Nevertheless, China’s response to Arab revolutions suggests that, even if it becomes more helpful in promoting good governance and in crisis management in places like Africa, it is likely to continue to suppress demands for democracy at home. This presents a complicated paradox for the EU, especially as it attempts to be more proactive in promoting democratic norms globally.
The EU will have to remain vocal and consistent on China’s human rights and internal reform process, even if it incites Chinese anger and results in a reaction in other fields. While China is not going to react by hurting its own interests, it is likely to react in ways that will be frustrating to European policymakers. For example, in response to the awarding of the Nobel Peace Prize to Liu Xiaobo, China appears to have decided to hold up salmon imports from Norway. Similar soft sanctions have been levied on other EU member states that have held high-level meetings with the Dalai Lama. Interestingly, however, crucial interests have not been affected.

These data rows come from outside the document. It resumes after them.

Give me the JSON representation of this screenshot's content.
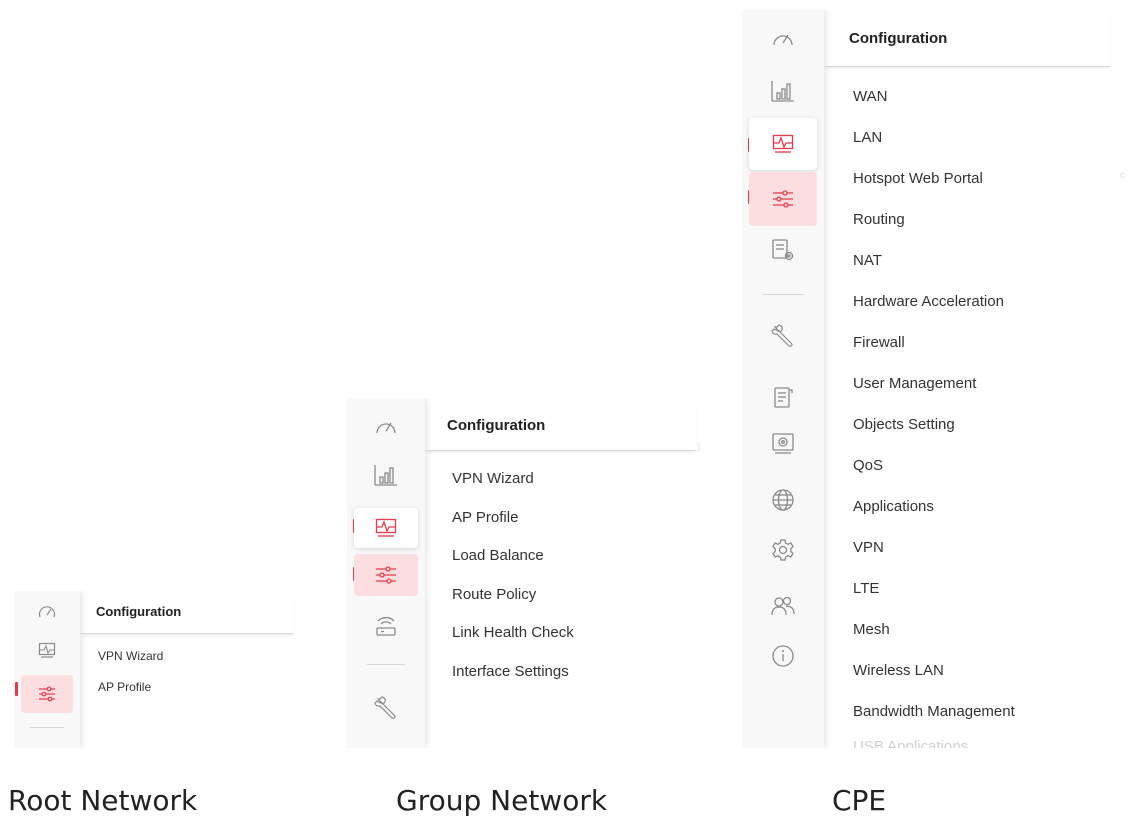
{
  "colors": {
    "accent": "#e63b4a",
    "selected_pink_bg": "#fcdde0",
    "rail_bg": "#f8f8f8",
    "icon_gray": "#8a8a8a"
  },
  "captions": {
    "root": "Root Network",
    "group": "Group Network",
    "cpe": "CPE"
  },
  "root_panel": {
    "menu": {
      "header": "Configuration",
      "items": [
        "VPN Wizard",
        "AP Profile"
      ]
    },
    "rail_icons": [
      "dashboard-icon",
      "monitoring-icon",
      "configuration-icon"
    ]
  },
  "group_panel": {
    "menu": {
      "header": "Configuration",
      "items": [
        "VPN Wizard",
        "AP Profile",
        "Load Balance",
        "Route Policy",
        "Link Health Check",
        "Interface Settings"
      ]
    },
    "rail_icons": [
      "dashboard-icon",
      "statistics-icon",
      "monitoring-icon",
      "configuration-icon",
      "router-icon",
      "wrench-icon"
    ]
  },
  "cpe_panel": {
    "menu": {
      "header": "Configuration",
      "items": [
        "WAN",
        "LAN",
        "Hotspot Web Portal",
        "Routing",
        "NAT",
        "Hardware Acceleration",
        "Firewall",
        "User Management",
        "Objects Setting",
        "QoS",
        "Applications",
        "VPN",
        "LTE",
        "Mesh",
        "Wireless LAN",
        "Bandwidth Management",
        "USB Applications"
      ]
    },
    "rail_icons": [
      "dashboard-icon",
      "statistics-icon",
      "monitoring-icon",
      "configuration-icon",
      "report-icon",
      "wrench-icon",
      "log-icon",
      "diagnostics-icon",
      "globe-icon",
      "gear-icon",
      "users-icon",
      "info-icon"
    ]
  }
}
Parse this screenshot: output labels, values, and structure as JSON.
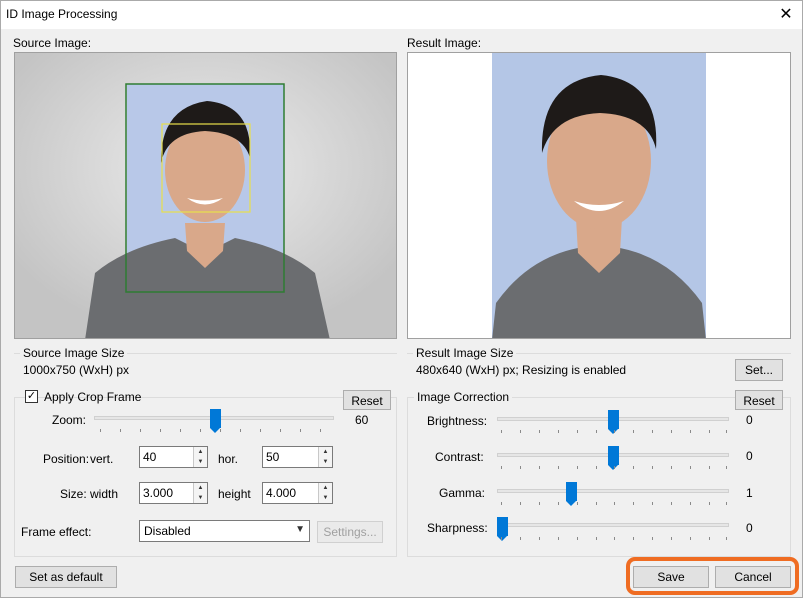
{
  "window": {
    "title": "ID Image Processing",
    "close_glyph": "✕"
  },
  "source": {
    "label": "Source Image:"
  },
  "result": {
    "label": "Result Image:"
  },
  "source_size": {
    "legend": "Source Image Size",
    "value": "1000x750 (WxH) px"
  },
  "result_size": {
    "legend": "Result Image Size",
    "value": "480x640 (WxH) px; Resizing is enabled",
    "set_label": "Set..."
  },
  "crop": {
    "checkbox_label": "Apply Crop Frame",
    "checked": true,
    "check_glyph": "✓",
    "reset_label": "Reset",
    "zoom_label": "Zoom:",
    "zoom_value": "60",
    "position_label": "Position:",
    "vert_label": "vert.",
    "vert_value": "40",
    "hor_label": "hor.",
    "hor_value": "50",
    "size_label": "Size:",
    "width_label": "width",
    "width_value": "3.000",
    "height_label": "height",
    "height_value": "4.000",
    "effect_label": "Frame effect:",
    "effect_value": "Disabled",
    "settings_label": "Settings..."
  },
  "correction": {
    "legend": "Image Correction",
    "reset_label": "Reset",
    "brightness_label": "Brightness:",
    "brightness_value": "0",
    "contrast_label": "Contrast:",
    "contrast_value": "0",
    "gamma_label": "Gamma:",
    "gamma_value": "1",
    "sharpness_label": "Sharpness:",
    "sharpness_value": "0"
  },
  "footer": {
    "default_label": "Set as default",
    "save_label": "Save",
    "cancel_label": "Cancel"
  },
  "colors": {
    "accent": "#0078d7",
    "highlight": "#ef6c22",
    "crop_frame": "#2e7d32",
    "face_frame": "#e8e04a",
    "photo_bg": "#b8c8e8"
  },
  "icons": {
    "close": "close-icon",
    "spin_up": "spin-up-icon",
    "spin_down": "spin-down-icon",
    "dropdown": "chevron-down-icon"
  }
}
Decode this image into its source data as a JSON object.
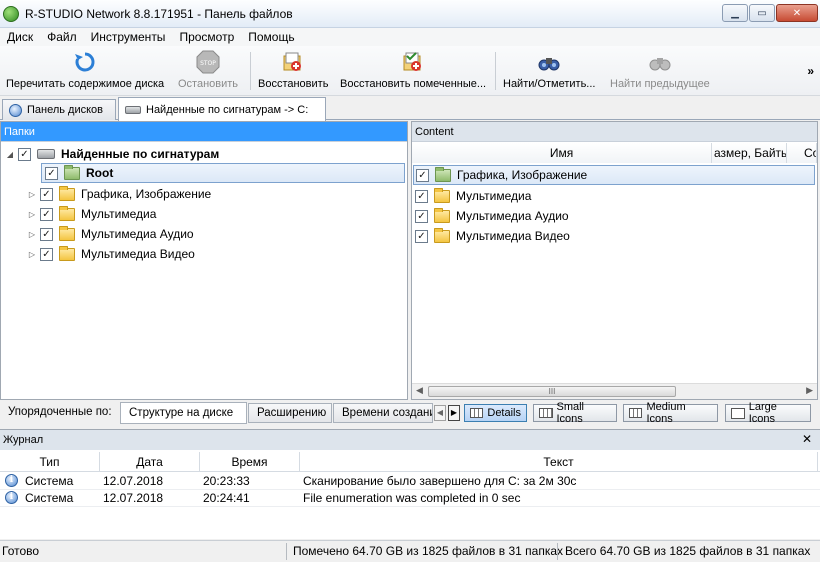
{
  "window": {
    "title": "R-STUDIO Network 8.8.171951 - Панель файлов"
  },
  "menu": [
    "Диск",
    "Файл",
    "Инструменты",
    "Просмотр",
    "Помощь"
  ],
  "toolbar": {
    "rescan": "Перечитать содержимое диска",
    "stop": "Остановить",
    "recover": "Восстановить",
    "recover_marked": "Восстановить помеченные...",
    "find_mark": "Найти/Отметить...",
    "find_prev": "Найти предыдущее",
    "more": "»"
  },
  "tabs": {
    "disks": "Панель дисков",
    "found": "Найденные по сигнатурам -> C:"
  },
  "folders_pane": {
    "header": "Папки",
    "root": "Найденные по сигнатурам",
    "root_folder": "Root",
    "children": [
      "Графика, Изображение",
      "Мультимедиа",
      "Мультимедиа Аудио",
      "Мультимедиа Видео"
    ]
  },
  "content_pane": {
    "header": "Content",
    "columns": [
      "Имя",
      "азмер, Байты",
      "Со"
    ],
    "items": [
      "Графика, Изображение",
      "Мультимедиа",
      "Мультимедиа Аудио",
      "Мультимедиа Видео"
    ],
    "hscroll_thumb": "III"
  },
  "sort": {
    "label": "Упорядоченные по:",
    "options": [
      "Структуре на диске",
      "Расширению",
      "Времени создани"
    ]
  },
  "views": [
    "Details",
    "Small Icons",
    "Medium Icons",
    "Large Icons"
  ],
  "journal": {
    "header": "Журнал",
    "columns": [
      "Тип",
      "Дата",
      "Время",
      "Текст"
    ],
    "rows": [
      {
        "type": "Система",
        "date": "12.07.2018",
        "time": "20:23:33",
        "text": "Сканирование было завершено для C: за 2м 30с"
      },
      {
        "type": "Система",
        "date": "12.07.2018",
        "time": "20:24:41",
        "text": "File enumeration was completed in 0 sec"
      }
    ]
  },
  "status": {
    "ready": "Готово",
    "marked": "Помечено 64.70 GB из 1825 файлов в 31 папках",
    "total": "Всего 64.70 GB из 1825 файлов в 31 папках"
  }
}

For example, while Norwegian salmon may be rotting in their containers, a number of extractive industry deals have gone ahead. This reflects both the increasing interdependence of the EU-China relationship and the Chinese government’s fury at what is seen as foreign interference in internal affairs.
Europe must strike a balance if it is to uphold its vision of a foreign policy that promotes European values around the world. As Nicolas Sarkozy put it at the EU summit on 24 March : “Every ruler … must understand that the reaction of the international community and Europe will from now on be the same each time … We will be on the side of peaceful protesters who must not be repressed with violence.” How to apply this dictum to China remains a challenge for the EU. Just as China’s response to the Arab revolutions was Janusfaced, Europe will in the future have to make hard choices between values and interests in its China policy.